(WHAT IS BEING ASKED) State how many lines below hold the word "structure". Give that number and no other text.

(PROVIDED DATA)

***

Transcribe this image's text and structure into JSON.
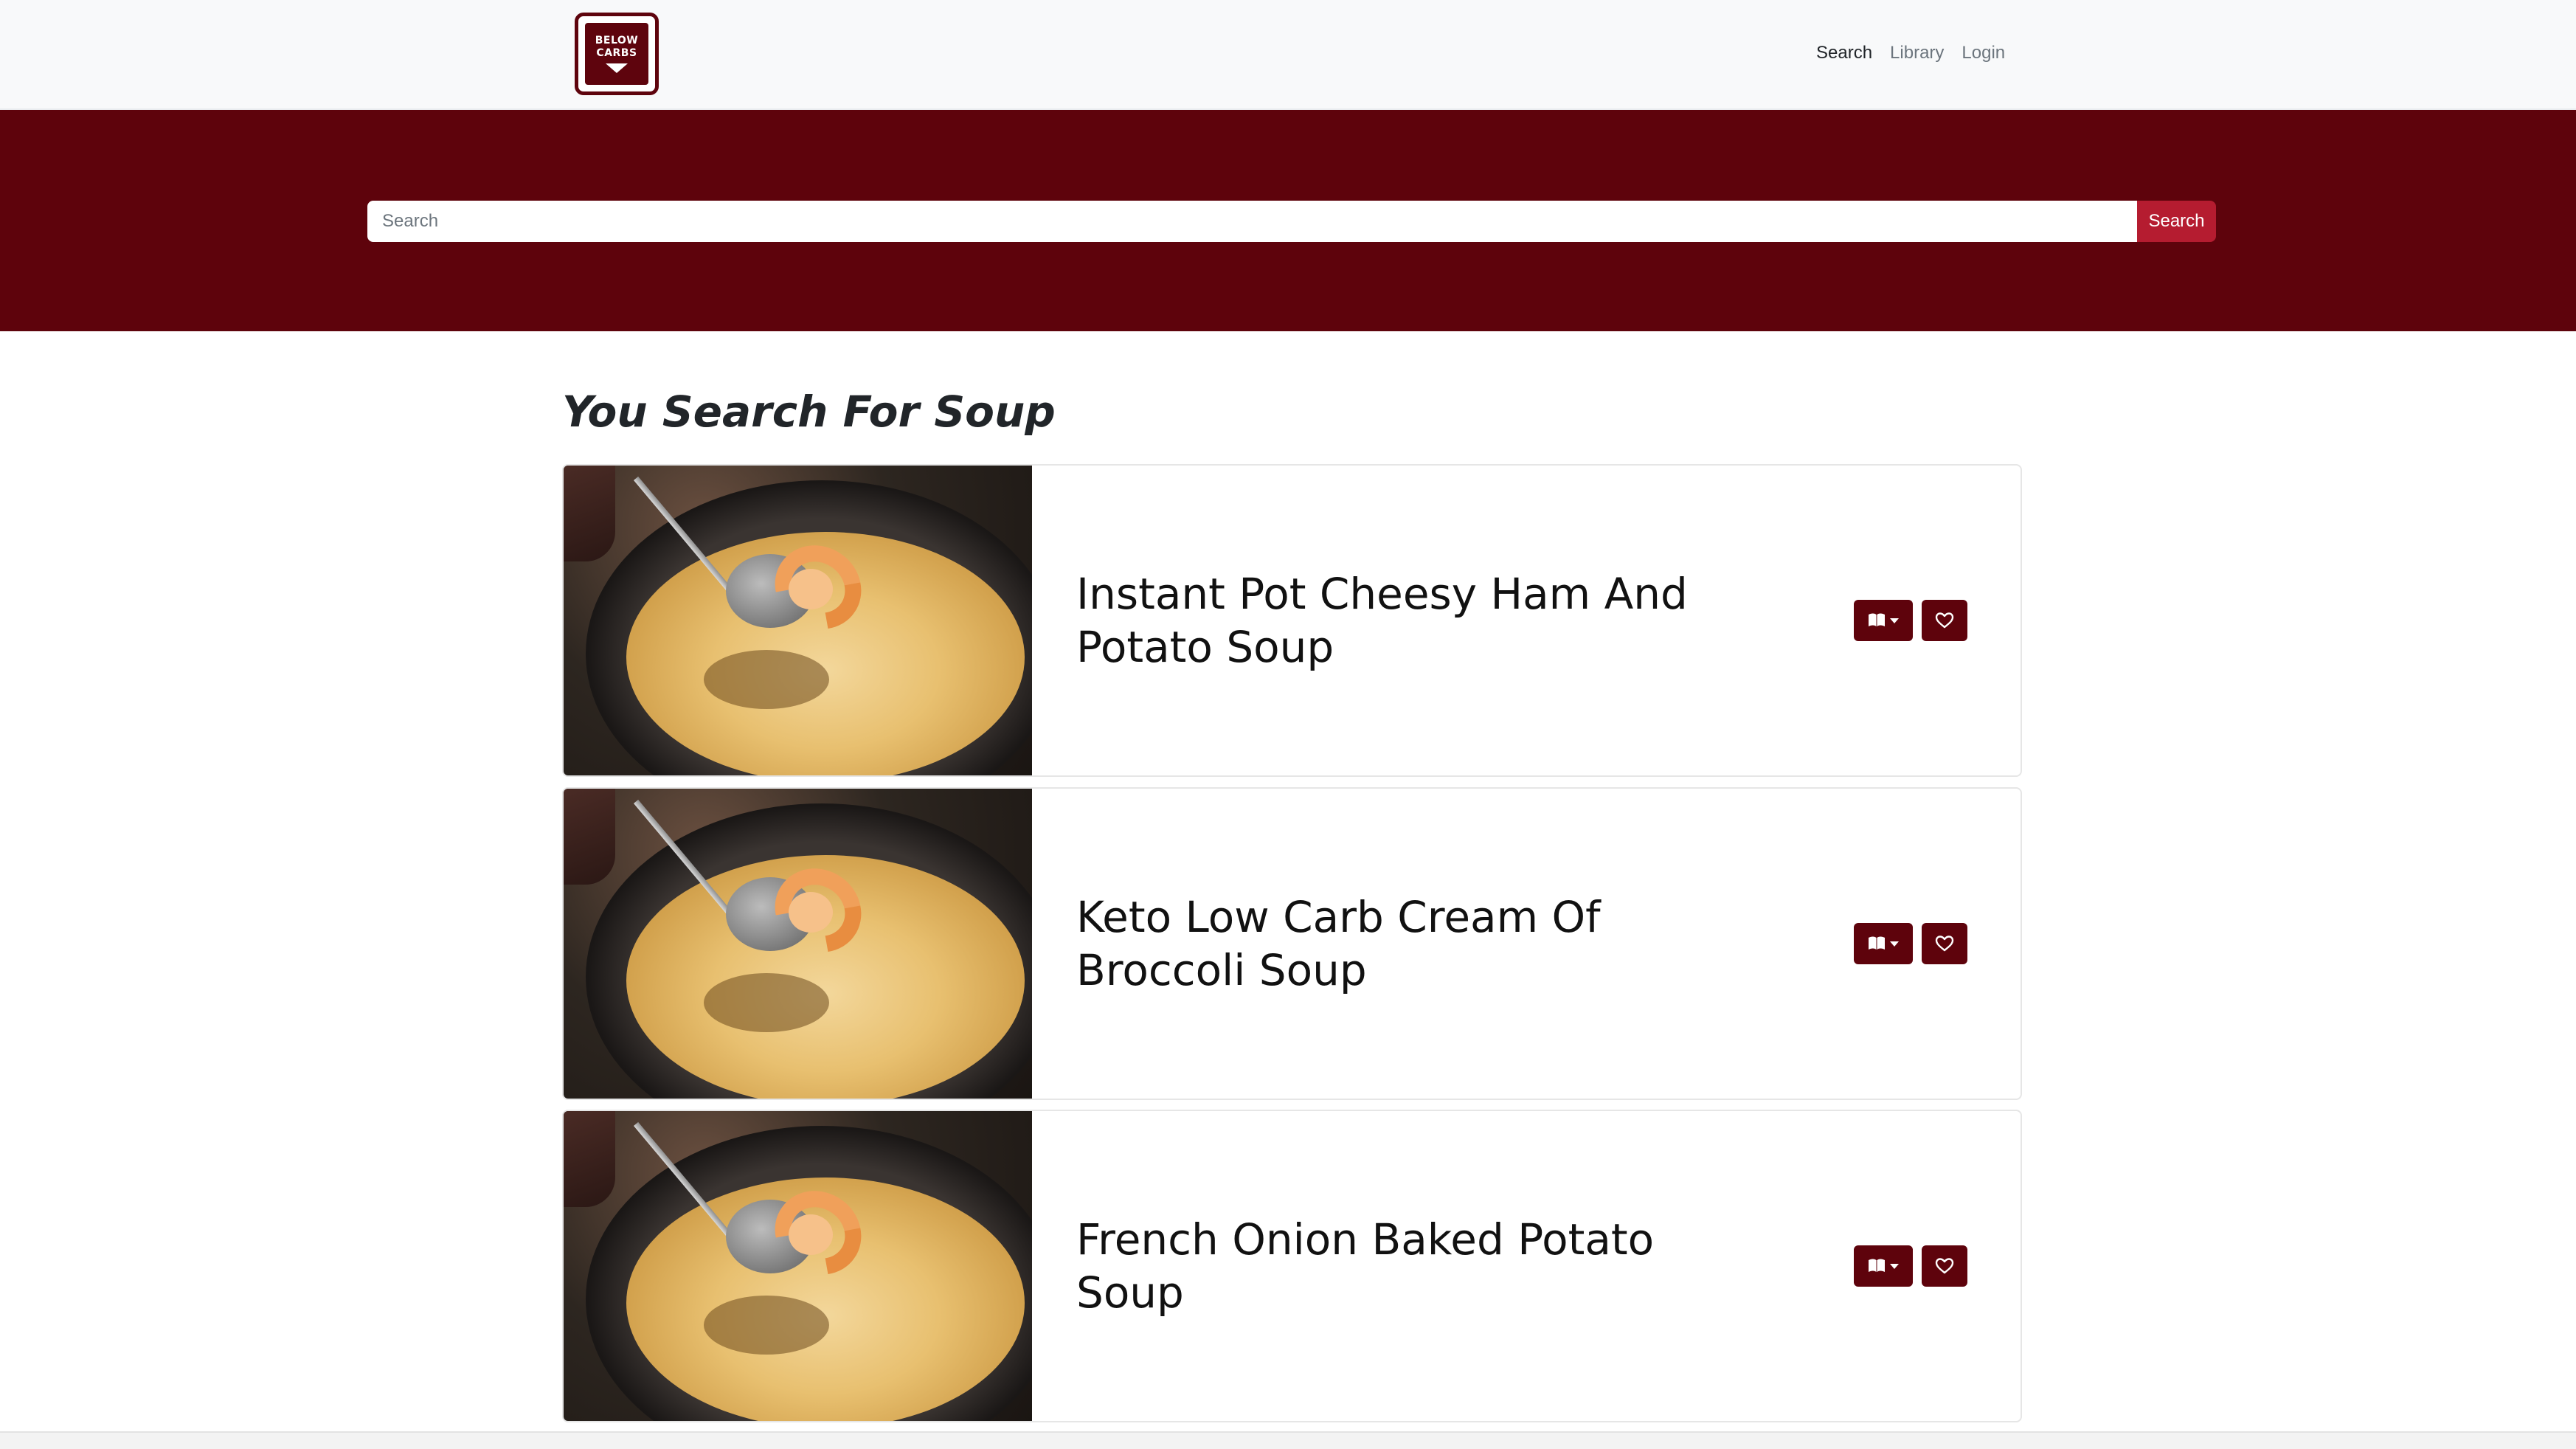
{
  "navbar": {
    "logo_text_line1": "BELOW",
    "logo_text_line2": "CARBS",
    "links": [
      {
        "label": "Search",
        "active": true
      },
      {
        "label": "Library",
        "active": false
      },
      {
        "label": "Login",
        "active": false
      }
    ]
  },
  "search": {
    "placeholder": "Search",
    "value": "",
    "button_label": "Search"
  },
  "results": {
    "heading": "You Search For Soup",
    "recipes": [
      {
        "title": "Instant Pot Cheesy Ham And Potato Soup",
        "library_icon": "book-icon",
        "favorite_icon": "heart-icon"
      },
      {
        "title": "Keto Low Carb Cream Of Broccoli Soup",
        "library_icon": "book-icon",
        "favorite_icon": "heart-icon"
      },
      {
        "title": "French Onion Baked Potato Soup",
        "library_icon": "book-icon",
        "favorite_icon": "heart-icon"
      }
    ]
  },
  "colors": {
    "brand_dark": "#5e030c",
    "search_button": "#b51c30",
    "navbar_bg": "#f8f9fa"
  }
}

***

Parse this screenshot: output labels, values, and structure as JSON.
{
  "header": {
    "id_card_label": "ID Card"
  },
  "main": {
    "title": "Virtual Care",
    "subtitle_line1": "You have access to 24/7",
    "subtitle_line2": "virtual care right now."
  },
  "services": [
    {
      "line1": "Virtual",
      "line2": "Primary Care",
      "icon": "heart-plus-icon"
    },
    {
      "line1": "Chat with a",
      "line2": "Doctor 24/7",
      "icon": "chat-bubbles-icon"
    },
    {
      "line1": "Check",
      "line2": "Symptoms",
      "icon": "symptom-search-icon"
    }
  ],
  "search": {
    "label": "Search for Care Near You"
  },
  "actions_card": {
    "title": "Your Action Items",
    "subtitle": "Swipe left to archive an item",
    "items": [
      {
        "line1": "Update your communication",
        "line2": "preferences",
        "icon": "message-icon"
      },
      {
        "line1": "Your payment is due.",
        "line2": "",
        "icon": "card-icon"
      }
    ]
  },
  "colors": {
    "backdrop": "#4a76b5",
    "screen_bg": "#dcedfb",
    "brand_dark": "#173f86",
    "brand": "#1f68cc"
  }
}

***

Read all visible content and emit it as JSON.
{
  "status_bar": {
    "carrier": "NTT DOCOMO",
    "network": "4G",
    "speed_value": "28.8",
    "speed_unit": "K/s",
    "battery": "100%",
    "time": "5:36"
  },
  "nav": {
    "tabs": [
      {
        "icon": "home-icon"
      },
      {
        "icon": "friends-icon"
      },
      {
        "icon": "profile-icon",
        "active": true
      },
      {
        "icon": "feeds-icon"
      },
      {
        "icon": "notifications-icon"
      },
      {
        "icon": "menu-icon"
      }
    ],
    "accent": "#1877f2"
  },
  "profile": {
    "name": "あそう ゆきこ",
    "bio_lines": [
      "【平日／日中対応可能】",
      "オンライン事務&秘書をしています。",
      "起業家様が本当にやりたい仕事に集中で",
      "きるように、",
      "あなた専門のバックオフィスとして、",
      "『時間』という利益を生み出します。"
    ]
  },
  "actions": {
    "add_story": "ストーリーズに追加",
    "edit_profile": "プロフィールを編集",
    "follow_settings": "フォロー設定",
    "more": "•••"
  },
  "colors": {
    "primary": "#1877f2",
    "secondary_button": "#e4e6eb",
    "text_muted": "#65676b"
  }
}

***

(SOLUTION TO THIS TASK) 2